What needs to be done:
Copy each line of the listing below where the word "tercihlerim" turns up.

▬▬▬▬▬▬▬▬▬▬

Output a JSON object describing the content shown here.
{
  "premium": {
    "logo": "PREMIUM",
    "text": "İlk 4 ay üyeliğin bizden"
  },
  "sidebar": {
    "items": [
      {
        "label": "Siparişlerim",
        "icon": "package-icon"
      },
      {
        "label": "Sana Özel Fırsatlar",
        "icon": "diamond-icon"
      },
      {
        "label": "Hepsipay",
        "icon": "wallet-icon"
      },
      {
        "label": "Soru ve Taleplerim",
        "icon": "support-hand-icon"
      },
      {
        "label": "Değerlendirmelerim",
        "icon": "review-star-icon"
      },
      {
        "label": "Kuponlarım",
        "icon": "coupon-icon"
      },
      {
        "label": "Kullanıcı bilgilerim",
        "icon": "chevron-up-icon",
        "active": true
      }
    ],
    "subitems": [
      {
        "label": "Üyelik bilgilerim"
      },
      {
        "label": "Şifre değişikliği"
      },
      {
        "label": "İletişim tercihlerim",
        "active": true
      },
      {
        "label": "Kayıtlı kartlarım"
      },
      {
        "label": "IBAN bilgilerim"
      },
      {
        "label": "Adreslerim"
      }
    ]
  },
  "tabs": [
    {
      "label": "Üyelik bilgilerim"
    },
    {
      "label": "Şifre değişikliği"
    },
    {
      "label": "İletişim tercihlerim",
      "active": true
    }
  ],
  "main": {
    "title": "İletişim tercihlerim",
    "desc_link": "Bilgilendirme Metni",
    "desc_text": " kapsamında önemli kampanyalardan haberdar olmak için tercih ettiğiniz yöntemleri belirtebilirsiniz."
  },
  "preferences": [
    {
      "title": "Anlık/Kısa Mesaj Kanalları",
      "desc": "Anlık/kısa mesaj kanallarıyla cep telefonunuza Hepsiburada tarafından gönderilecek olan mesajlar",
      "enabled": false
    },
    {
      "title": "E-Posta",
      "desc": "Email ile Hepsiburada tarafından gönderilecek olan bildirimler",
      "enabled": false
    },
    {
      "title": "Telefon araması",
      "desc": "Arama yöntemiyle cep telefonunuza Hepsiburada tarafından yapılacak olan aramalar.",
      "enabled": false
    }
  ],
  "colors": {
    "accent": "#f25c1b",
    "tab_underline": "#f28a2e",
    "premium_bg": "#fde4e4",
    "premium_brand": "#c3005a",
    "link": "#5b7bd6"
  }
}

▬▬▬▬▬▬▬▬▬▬

Written solution:
        "label": "İletişim tercihlerim",
      "label": "İletişim tercihlerim",
    "title": "İletişim tercihlerim",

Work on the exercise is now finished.